Instructions for the task:
Within the data, how many lines hold the word "shortcut"? Answer with nothing but the number.

[Items from a dataset]
-------------------------
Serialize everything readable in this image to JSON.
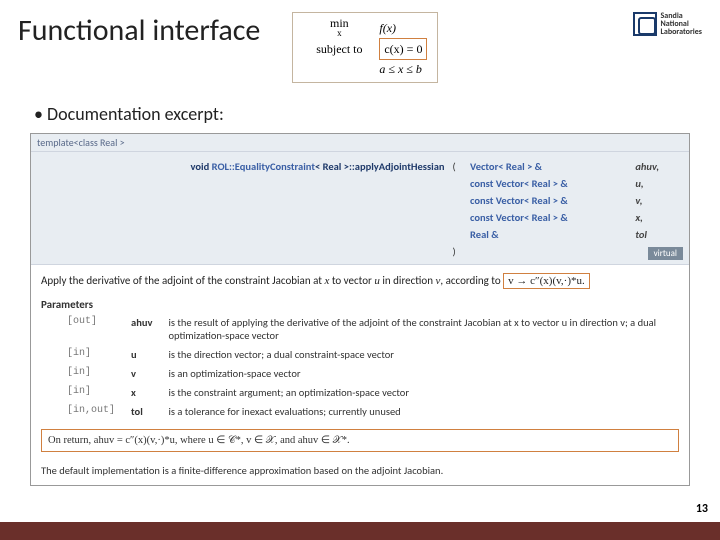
{
  "title": "Functional interface",
  "formula": {
    "min_label": "min",
    "min_sub": "x",
    "objective": "f(x)",
    "subject_label": "subject to",
    "constraint": "c(x) = 0",
    "bounds": "a ≤ x ≤ b"
  },
  "logo": {
    "line1": "Sandia",
    "line2": "National",
    "line3": "Laboratories"
  },
  "bullet": "Documentation excerpt:",
  "doc": {
    "template_header": "template<class Real >",
    "sig": {
      "return_prefix": "void ",
      "class_link": "ROL::EqualityConstraint",
      "class_tpl": "< Real >::applyAdjointHessian",
      "paren_open": "(",
      "params": [
        {
          "type": "Vector< Real > &",
          "name": "ahuv,"
        },
        {
          "type": "const Vector< Real > &",
          "name": "u,"
        },
        {
          "type": "const Vector< Real > &",
          "name": "v,"
        },
        {
          "type": "const Vector< Real > &",
          "name": "x,"
        },
        {
          "type": "Real &",
          "name": "tol"
        }
      ],
      "paren_close": ")",
      "virtual_badge": "virtual"
    },
    "desc_prefix": "Apply the derivative of the adjoint of the constraint Jacobian at ",
    "desc_x": "x",
    "desc_mid1": " to vector ",
    "desc_u": "u",
    "desc_mid2": " in direction ",
    "desc_v": "v",
    "desc_suffix": ", according to ",
    "map_box": "v → c″(x)(v,·)*u.",
    "params_header": "Parameters",
    "params": [
      {
        "dir": "[out]",
        "name": "ahuv",
        "desc": "is the result of applying the derivative of the adjoint of the constraint Jacobian at x to vector u in direction v; a dual optimization-space vector"
      },
      {
        "dir": "[in]",
        "name": "u",
        "desc": "is the direction vector; a dual constraint-space vector"
      },
      {
        "dir": "[in]",
        "name": "v",
        "desc": "is an optimization-space vector"
      },
      {
        "dir": "[in]",
        "name": "x",
        "desc": "is the constraint argument; an optimization-space vector"
      },
      {
        "dir": "[in,out]",
        "name": "tol",
        "desc": "is a tolerance for inexact evaluations; currently unused"
      }
    ],
    "return_line": "On return, ahuv = c″(x)(v,·)*u, where u ∈ 𝒞*, v ∈ 𝒳, and ahuv ∈ 𝒳*.",
    "default_impl": "The default implementation is a finite-difference approximation based on the adjoint Jacobian."
  },
  "page_number": "13"
}
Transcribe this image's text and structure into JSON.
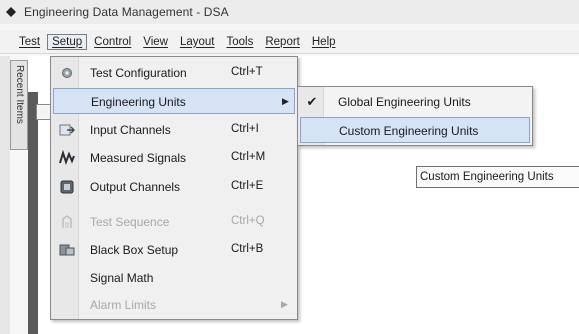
{
  "window": {
    "title": "Engineering Data Management - DSA",
    "app_icon": "app-logo-icon"
  },
  "menubar": {
    "items": [
      {
        "label": "Test"
      },
      {
        "label": "Setup",
        "active": true
      },
      {
        "label": "Control"
      },
      {
        "label": "View"
      },
      {
        "label": "Layout"
      },
      {
        "label": "Tools"
      },
      {
        "label": "Report"
      },
      {
        "label": "Help"
      }
    ]
  },
  "side_panel": {
    "tab_label": "Recent Items"
  },
  "setup_menu": {
    "items": [
      {
        "label": "Test Configuration",
        "shortcut": "Ctrl+T",
        "icon": "test-configuration-icon",
        "enabled": true
      },
      {
        "label": "Engineering Units",
        "shortcut": "",
        "icon": "",
        "enabled": true,
        "highlighted": true,
        "has_submenu": true
      },
      {
        "label": "Input Channels",
        "shortcut": "Ctrl+I",
        "icon": "input-channels-icon",
        "enabled": true
      },
      {
        "label": "Measured Signals",
        "shortcut": "Ctrl+M",
        "icon": "measured-signals-icon",
        "enabled": true
      },
      {
        "label": "Output Channels",
        "shortcut": "Ctrl+E",
        "icon": "output-channels-icon",
        "enabled": true
      },
      {
        "label": "Test Sequence",
        "shortcut": "Ctrl+Q",
        "icon": "test-sequence-icon",
        "enabled": false
      },
      {
        "label": "Black Box Setup",
        "shortcut": "Ctrl+B",
        "icon": "black-box-setup-icon",
        "enabled": true
      },
      {
        "label": "Signal Math",
        "shortcut": "",
        "icon": "",
        "enabled": true
      },
      {
        "label": "Alarm Limits",
        "shortcut": "",
        "icon": "",
        "enabled": false,
        "has_submenu": true
      }
    ],
    "submenu_arrow": "▶"
  },
  "engineering_units_submenu": {
    "items": [
      {
        "label": "Global Engineering Units",
        "checked": true
      },
      {
        "label": "Custom Engineering Units",
        "checked": false,
        "highlighted": true
      }
    ],
    "check_glyph": "✔"
  },
  "tooltip": {
    "text": "Custom Engineering Units"
  },
  "colors": {
    "highlight_bg": "#d5e3f5",
    "highlight_border": "#86a6cf",
    "disabled_text": "#a8a8a8",
    "menu_bg": "#f0f0f0"
  }
}
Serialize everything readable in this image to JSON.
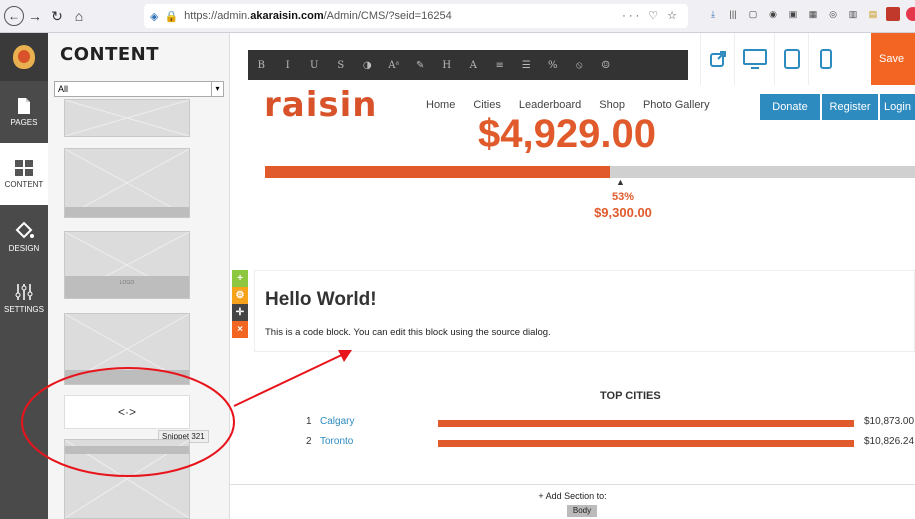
{
  "browser": {
    "url_prefix": "https://admin.",
    "url_host": "akaraisin.com",
    "url_path": "/Admin/CMS/?seid=16254",
    "url_icons": "··· ♡ ☆"
  },
  "left_rail": {
    "items": [
      {
        "label": "PAGES",
        "icon": "page-icon"
      },
      {
        "label": "CONTENT",
        "icon": "grid-icon"
      },
      {
        "label": "DESIGN",
        "icon": "paint-bucket-icon"
      },
      {
        "label": "SETTINGS",
        "icon": "sliders-icon"
      }
    ]
  },
  "content_panel": {
    "title": "CONTENT",
    "filter_value": "All",
    "snippet_icon": "<·>",
    "snippet_tooltip": "Snippet 321",
    "logo_label": "LOGO"
  },
  "toolbar": {
    "buttons": [
      "B",
      "I",
      "U",
      "S",
      "◑",
      "Aᵃ",
      "✎",
      "H",
      "A",
      "≡",
      "☰",
      "%",
      "⦸",
      "☺"
    ],
    "save_label": "Save"
  },
  "site": {
    "logo": "raisin",
    "nav": [
      "Home",
      "Cities",
      "Leaderboard",
      "Shop",
      "Photo Gallery"
    ],
    "donate": "Donate",
    "register": "Register",
    "login": "Login",
    "raised_amount": "$4,929.00",
    "progress_percent": 53,
    "percent_label": "53%",
    "goal_amount": "$9,300.00",
    "code_block": {
      "heading": "Hello World!",
      "text": "This is a code block. You can edit this block using the source dialog."
    },
    "top_cities": {
      "title": "TOP CITIES",
      "rows": [
        {
          "rank": "1",
          "name": "Calgary",
          "amount": "$10,873.00"
        },
        {
          "rank": "2",
          "name": "Toronto",
          "amount": "$10,826.24"
        }
      ]
    },
    "add_section_label": "+ Add Section to:",
    "body_button": "Body"
  },
  "colors": {
    "accent": "#e05a2b",
    "link": "#2e8bc0",
    "annotation": "#e8141b"
  }
}
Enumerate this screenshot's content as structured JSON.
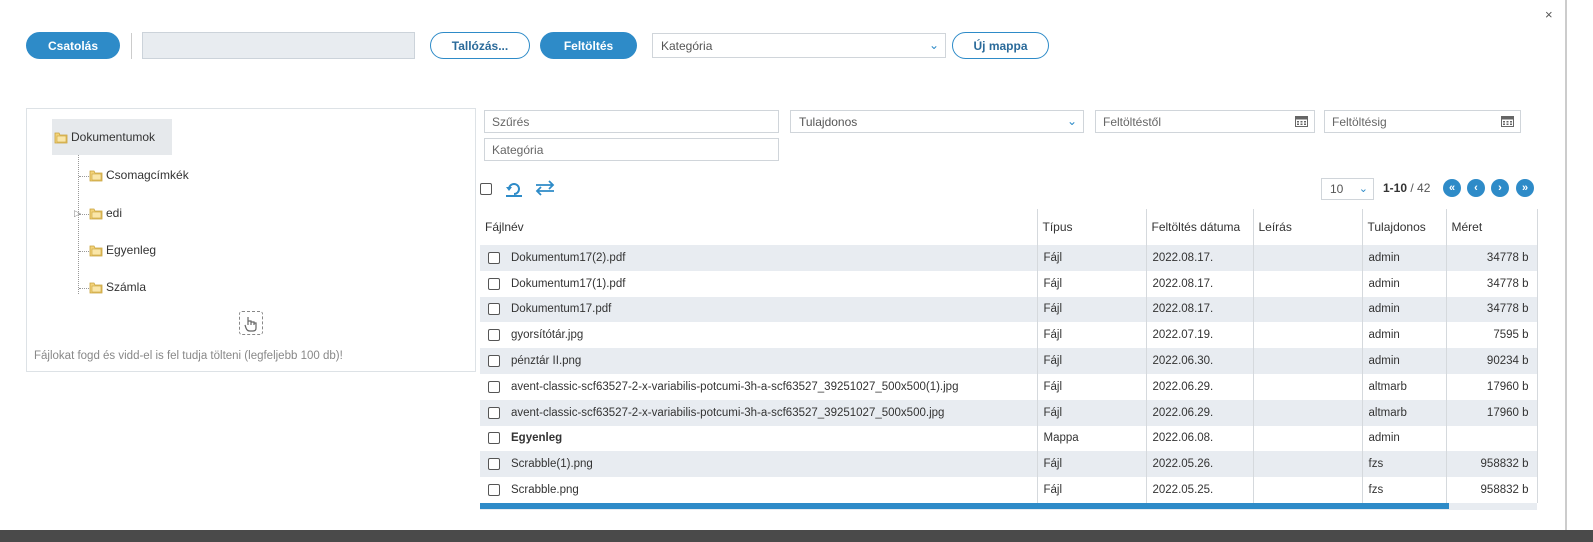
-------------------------
Task solution:
9